**Task goal:**
Write the data out again exactly, dropping any images it holds.

**Data shown:**

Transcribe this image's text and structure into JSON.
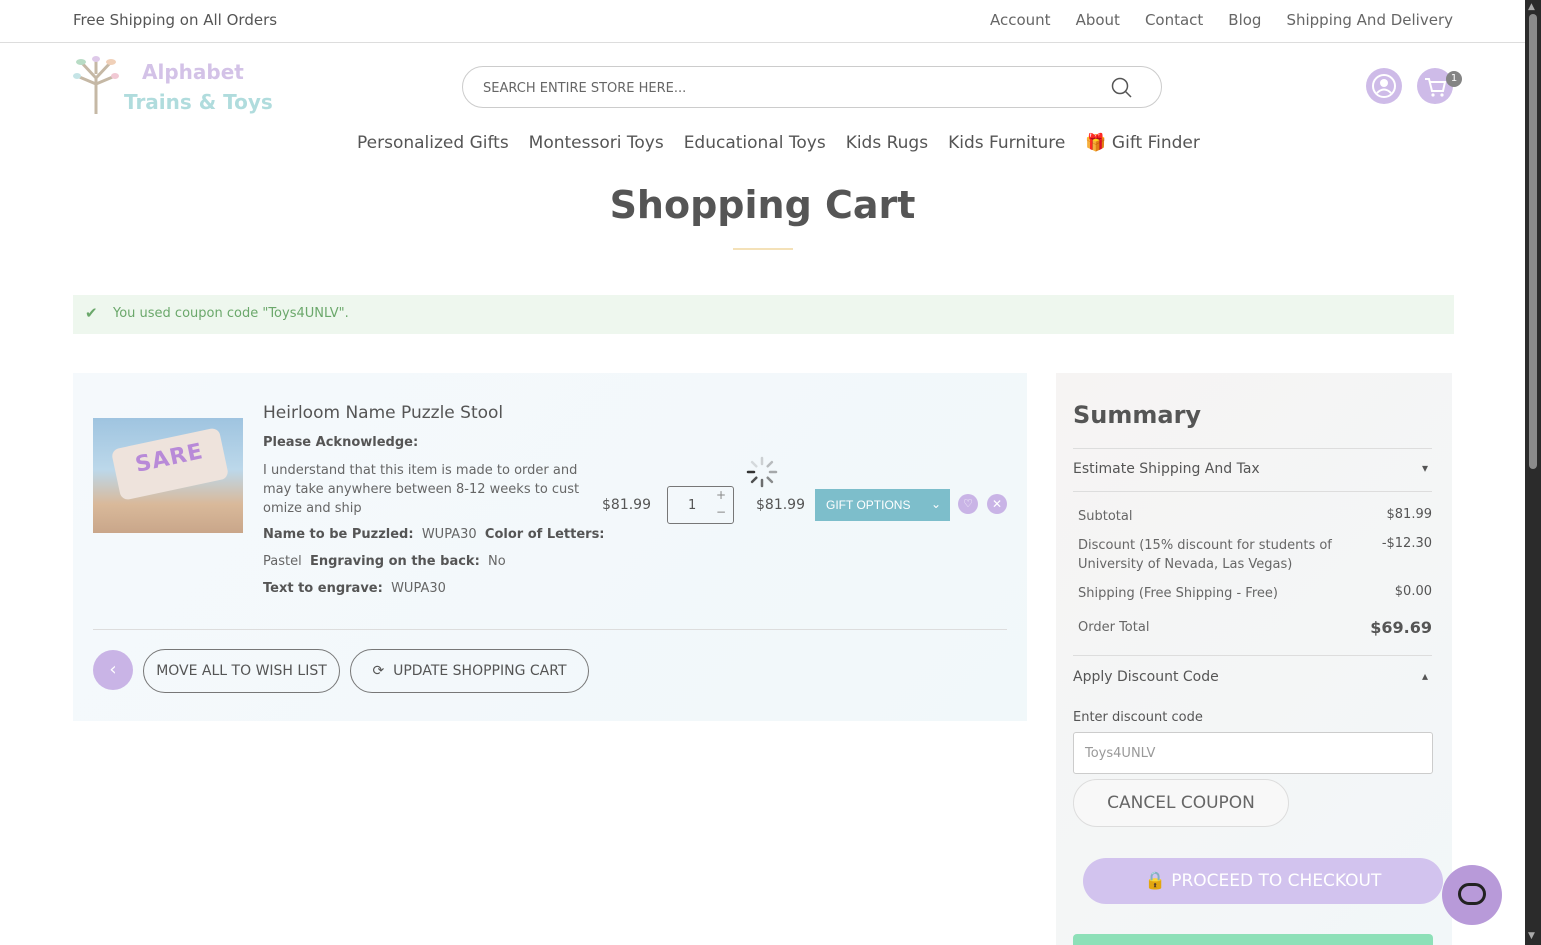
{
  "topbar": {
    "shipping_text": "Free Shipping on All Orders",
    "links": [
      "Account",
      "About",
      "Contact",
      "Blog",
      "Shipping And Delivery"
    ]
  },
  "logo": {
    "line1": "Alphabet",
    "line2": "Trains & Toys"
  },
  "search": {
    "placeholder": "SEARCH ENTIRE STORE HERE..."
  },
  "header": {
    "cart_count": "1"
  },
  "nav": {
    "items": [
      "Personalized Gifts",
      "Montessori Toys",
      "Educational Toys",
      "Kids Rugs",
      "Kids Furniture"
    ],
    "gift_finder": "Gift Finder"
  },
  "page": {
    "title": "Shopping Cart"
  },
  "message": {
    "text": "You used coupon code \"Toys4UNLV\"."
  },
  "cart": {
    "item": {
      "name": "Heirloom Name Puzzle Stool",
      "acknowledge_label": "Please Acknowledge:",
      "acknowledge_text": "I understand that this item is made to order and may take anywhere between 8-12 weeks to customize and ship",
      "opt_name_label": "Name to be Puzzled:",
      "opt_name_value": "WUPA30",
      "opt_color_label": "Color of Letters:",
      "opt_color_value": "Pastel",
      "opt_engrave_label": "Engraving on the back:",
      "opt_engrave_value": "No",
      "opt_text_label": "Text to engrave:",
      "opt_text_value": "WUPA30",
      "price": "$81.99",
      "qty": "1",
      "subtotal": "$81.99",
      "gift_options_label": "GIFT OPTIONS"
    },
    "move_all_label": "MOVE ALL TO WISH LIST",
    "update_label": "UPDATE SHOPPING CART"
  },
  "summary": {
    "title": "Summary",
    "estimate_label": "Estimate Shipping And Tax",
    "subtotal_label": "Subtotal",
    "subtotal_value": "$81.99",
    "discount_label": "Discount (15% discount for students of University of Nevada, Las Vegas)",
    "discount_value": "-$12.30",
    "shipping_label": "Shipping (Free Shipping - Free)",
    "shipping_value": "$0.00",
    "total_label": "Order Total",
    "total_value": "$69.69",
    "apply_label": "Apply Discount Code",
    "enter_label": "Enter discount code",
    "discount_code": "Toys4UNLV",
    "cancel_label": "CANCEL COUPON",
    "checkout_label": "PROCEED TO CHECKOUT"
  },
  "colors": {
    "accent_purple": "#c9b4e6",
    "teal": "#7dbecb",
    "success_green": "#6ba86b"
  }
}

**Result for this exercise:**
Transcribe this image's text and structure into JSON.
{
  "topbar": {
    "shipping_text": "Free Shipping on All Orders",
    "links": [
      "Account",
      "About",
      "Contact",
      "Blog",
      "Shipping And Delivery"
    ]
  },
  "logo": {
    "line1": "Alphabet",
    "line2": "Trains & Toys"
  },
  "search": {
    "placeholder": "SEARCH ENTIRE STORE HERE..."
  },
  "header": {
    "cart_count": "1"
  },
  "nav": {
    "items": [
      "Personalized Gifts",
      "Montessori Toys",
      "Educational Toys",
      "Kids Rugs",
      "Kids Furniture"
    ],
    "gift_finder": "Gift Finder"
  },
  "page": {
    "title": "Shopping Cart"
  },
  "message": {
    "text": "You used coupon code \"Toys4UNLV\"."
  },
  "cart": {
    "item": {
      "name": "Heirloom Name Puzzle Stool",
      "acknowledge_label": "Please Acknowledge:",
      "acknowledge_text": "I understand that this item is made to order and may take anywhere between 8-12 weeks to customize and ship",
      "opt_name_label": "Name to be Puzzled:",
      "opt_name_value": "WUPA30",
      "opt_color_label": "Color of Letters:",
      "opt_color_value": "Pastel",
      "opt_engrave_label": "Engraving on the back:",
      "opt_engrave_value": "No",
      "opt_text_label": "Text to engrave:",
      "opt_text_value": "WUPA30",
      "price": "$81.99",
      "qty": "1",
      "subtotal": "$81.99",
      "gift_options_label": "GIFT OPTIONS"
    },
    "move_all_label": "MOVE ALL TO WISH LIST",
    "update_label": "UPDATE SHOPPING CART"
  },
  "summary": {
    "title": "Summary",
    "estimate_label": "Estimate Shipping And Tax",
    "subtotal_label": "Subtotal",
    "subtotal_value": "$81.99",
    "discount_label": "Discount (15% discount for students of University of Nevada, Las Vegas)",
    "discount_value": "-$12.30",
    "shipping_label": "Shipping (Free Shipping - Free)",
    "shipping_value": "$0.00",
    "total_label": "Order Total",
    "total_value": "$69.69",
    "apply_label": "Apply Discount Code",
    "enter_label": "Enter discount code",
    "discount_code": "Toys4UNLV",
    "cancel_label": "CANCEL COUPON",
    "checkout_label": "PROCEED TO CHECKOUT"
  },
  "colors": {
    "accent_purple": "#c9b4e6",
    "teal": "#7dbecb",
    "success_green": "#6ba86b"
  }
}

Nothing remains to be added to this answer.